Record extracts »
- Opening Delimiter -

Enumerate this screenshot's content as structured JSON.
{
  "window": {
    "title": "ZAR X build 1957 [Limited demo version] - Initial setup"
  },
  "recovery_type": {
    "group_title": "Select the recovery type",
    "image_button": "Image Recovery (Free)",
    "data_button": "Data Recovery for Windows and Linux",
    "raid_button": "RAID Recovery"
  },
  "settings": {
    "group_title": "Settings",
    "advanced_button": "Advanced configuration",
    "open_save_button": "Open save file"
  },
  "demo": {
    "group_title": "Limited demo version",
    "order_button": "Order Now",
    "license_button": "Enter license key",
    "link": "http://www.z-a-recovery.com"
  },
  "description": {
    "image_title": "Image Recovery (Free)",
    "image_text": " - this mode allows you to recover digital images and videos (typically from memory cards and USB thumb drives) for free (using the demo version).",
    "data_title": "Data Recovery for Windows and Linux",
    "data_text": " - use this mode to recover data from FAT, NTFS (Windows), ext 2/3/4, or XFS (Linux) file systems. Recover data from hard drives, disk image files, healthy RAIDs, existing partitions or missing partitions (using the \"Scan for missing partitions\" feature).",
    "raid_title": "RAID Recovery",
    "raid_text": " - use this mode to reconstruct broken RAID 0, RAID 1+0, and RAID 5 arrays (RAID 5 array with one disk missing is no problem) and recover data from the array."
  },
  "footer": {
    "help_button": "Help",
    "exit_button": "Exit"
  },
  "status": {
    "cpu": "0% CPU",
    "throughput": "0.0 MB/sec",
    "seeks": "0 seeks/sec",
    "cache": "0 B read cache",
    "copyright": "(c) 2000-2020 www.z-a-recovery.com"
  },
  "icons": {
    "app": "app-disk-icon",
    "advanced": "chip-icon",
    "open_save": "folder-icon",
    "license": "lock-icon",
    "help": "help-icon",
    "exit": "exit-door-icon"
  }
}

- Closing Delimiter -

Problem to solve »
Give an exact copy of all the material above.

Solution to this task »
Enumerate this screenshot's content as structured JSON.
{
  "window": {
    "title": "ZAR X build 1957 [Limited demo version] - Initial setup"
  },
  "recovery_type": {
    "group_title": "Select the recovery type",
    "image_button": "Image Recovery (Free)",
    "data_button": "Data Recovery for Windows and Linux",
    "raid_button": "RAID Recovery"
  },
  "settings": {
    "group_title": "Settings",
    "advanced_button": "Advanced configuration",
    "open_save_button": "Open save file"
  },
  "demo": {
    "group_title": "Limited demo version",
    "order_button": "Order Now",
    "license_button": "Enter license key",
    "link": "http://www.z-a-recovery.com"
  },
  "description": {
    "image_title": "Image Recovery (Free)",
    "image_text": " - this mode allows you to recover digital images and videos (typically from memory cards and USB thumb drives) for free (using the demo version).",
    "data_title": "Data Recovery for Windows and Linux",
    "data_text": " - use this mode to recover data from FAT, NTFS (Windows), ext 2/3/4, or XFS (Linux) file systems. Recover data from hard drives, disk image files, healthy RAIDs, existing partitions or missing partitions (using the \"Scan for missing partitions\" feature).",
    "raid_title": "RAID Recovery",
    "raid_text": " - use this mode to reconstruct broken RAID 0, RAID 1+0, and RAID 5 arrays (RAID 5 array with one disk missing is no problem) and recover data from the array."
  },
  "footer": {
    "help_button": "Help",
    "exit_button": "Exit"
  },
  "status": {
    "cpu": "0% CPU",
    "throughput": "0.0 MB/sec",
    "seeks": "0 seeks/sec",
    "cache": "0 B read cache",
    "copyright": "(c) 2000-2020 www.z-a-recovery.com"
  },
  "icons": {
    "app": "app-disk-icon",
    "advanced": "chip-icon",
    "open_save": "folder-icon",
    "license": "lock-icon",
    "help": "help-icon",
    "exit": "exit-door-icon"
  }
}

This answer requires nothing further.